INPUT FOR THIS TASK Start Marker

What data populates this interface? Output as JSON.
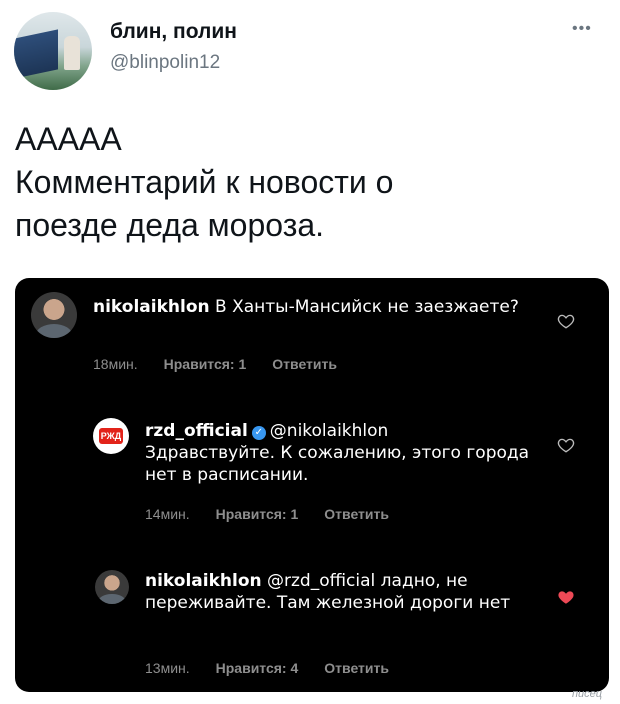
{
  "tweet": {
    "author_name": "блин, полин",
    "author_handle": "@blinpolin12",
    "more_icon": "more-horizontal-icon",
    "text": "ААААА\nКомментарий к новости о\nпоезде деда мороза."
  },
  "comments": [
    {
      "username": "nikolaikhlon",
      "text": " В Ханты-Мансийск не заезжаете?",
      "time": "18мин.",
      "likes": "Нравится: 1",
      "reply": "Ответить",
      "liked": false
    },
    {
      "username": "rzd_official",
      "verified_icon": "verified-badge-icon",
      "mention": "@nikolaikhlon",
      "text": "Здравствуйте. К сожалению, этого города нет в расписании.",
      "time": "14мин.",
      "likes": "Нравится: 1",
      "reply": "Ответить",
      "liked": false
    },
    {
      "username": "nikolaikhlon",
      "mention": "@rzd_official",
      "text": " ладно, не переживайте. Там железной дороги нет",
      "time": "13мин.",
      "likes": "Нравится: 4",
      "reply": "Ответить",
      "liked": true
    }
  ],
  "colors": {
    "heart_liked": "#ed4956",
    "heart_outline": "#bbbbbb"
  },
  "watermark": "писец"
}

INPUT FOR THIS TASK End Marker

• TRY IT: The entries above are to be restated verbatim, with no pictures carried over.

• SOLUTION FOR THIS TASK:
What data populates this interface? Output as JSON.
{
  "tweet": {
    "author_name": "блин, полин",
    "author_handle": "@blinpolin12",
    "more_icon": "more-horizontal-icon",
    "text": "ААААА\nКомментарий к новости о\nпоезде деда мороза."
  },
  "comments": [
    {
      "username": "nikolaikhlon",
      "text": " В Ханты-Мансийск не заезжаете?",
      "time": "18мин.",
      "likes": "Нравится: 1",
      "reply": "Ответить",
      "liked": false
    },
    {
      "username": "rzd_official",
      "verified_icon": "verified-badge-icon",
      "mention": "@nikolaikhlon",
      "text": "Здравствуйте. К сожалению, этого города нет в расписании.",
      "time": "14мин.",
      "likes": "Нравится: 1",
      "reply": "Ответить",
      "liked": false
    },
    {
      "username": "nikolaikhlon",
      "mention": "@rzd_official",
      "text": " ладно, не переживайте. Там железной дороги нет",
      "time": "13мин.",
      "likes": "Нравится: 4",
      "reply": "Ответить",
      "liked": true
    }
  ],
  "colors": {
    "heart_liked": "#ed4956",
    "heart_outline": "#bbbbbb"
  },
  "watermark": "писец"
}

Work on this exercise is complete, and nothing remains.